Today’s program was an adventure in Mani, the one part of Greece that no one ever successfully conquered (the Ottomans tried for a bit, but it didn’t take). This area has a reputation for hot-blooded, firey-tempered people, and it’s easy to see why: the landscape is the most barren, dry and rocky I’ve seen, with tall brown mountains plunging down into stunning beaches. The people of Mani were faced with scarce resources, so they spent their time building big, blocky towers to protect their dominions. In their spare time, they engaged in blood feuds. Rumor has it the last one took place in the 1970s.
George was my tour guide today. Our first stop was Gythio, the largest city in Mani. I’d already been to the town several times for the market and ATM, but George showed me a new area: the port, where fishermen were setting up their morning spots and a young boy was carrying a live octopus.
Our next stop was the Diros caves, a series of underground caves that can be reached in most places only by boat (or swimming, I suppose, but that wasn’t presented as an option. If it had been, I would’ve taken it. They’ve enlarged the caves in places so that a rowboat loaded with seven or eight people can go through with much head-ducking and leaning. Then you get out of the boat and walk the last two hundred meters, through caves so high and tall that they might have inspired legends of the kingdoms of dwarves. Going through the caves was a truly amazing experience – one of those places that reminds you where the term “jaw-dropping” originated, because you realize you’ve had your mouth hanging open most of the time. I thought I’d be claustrophobic, but I could’ve gone through again and again. And Prescott might ask, “how many pictures of stalactites do we really need?” The answer, if you look at my full camera roll, is: a lot.
I had a brief thought in the caves: “we’re in trouble if there’s an earthquake.” When we emerged, George wisely suggested that I stop in a small Cave Museum (which I would’ve skipped had I been on my own). In this tiny, one-room museum, I learned that the caves were occupied until 3200 BC – there are freshwater lakes in the middle of the caves that were a life-saver for these people (I have no idea how anyone found these freshwater lakes in the dark, but that question wasn’t answered in the museum). Then there was a huge earthquake, and the entrance to the caves was sealed up, and all the people inside perished … Not a happy ending to a lengthy civilization.
We then continued through several small villages.
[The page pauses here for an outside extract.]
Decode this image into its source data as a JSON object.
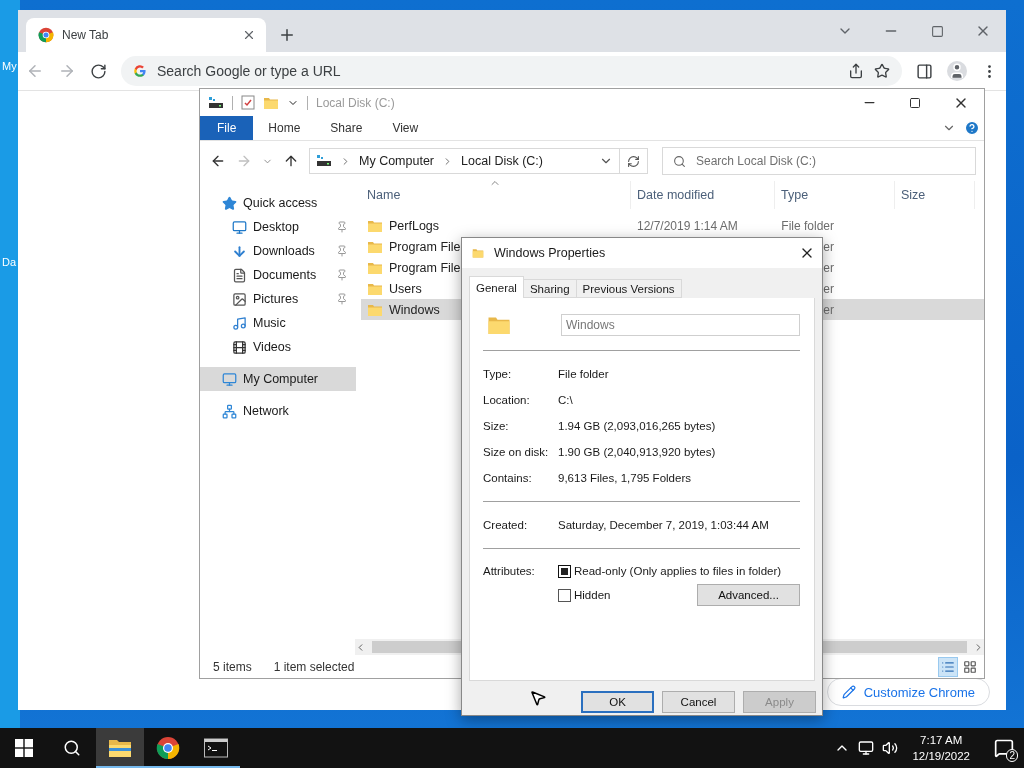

Mani is more populated than I might have expected, but I gather it’s because wealthy Athenians have been building beach and summer houses there (these houses almost always look like traditional Mani towers, which is an interesting choice). Our next stop was Vathia, a hill town filled with towers and old houses (apparently, the residents of the town grew so upset with each other that the north and south parts of the town did battle with each other for years).
Unlike other hilltop fortresses we’ve visited, there are still people living in some of these houses. (Pres, I thought you’d like the building strategy: put big rocks on the roof tiles so they don’t blow away).
Other buildings appear to have been occupied until very recently; we found a building that had been used for olive oil pressing, complete with millstones and a harness for a donkey, that had old ledgers lying on the floor from 1997.
And George found fresh figs in the village — there’s nothing like a warm fig fresh from the tree!
I’ll have to finish this later – it’s getting late. Goodnight!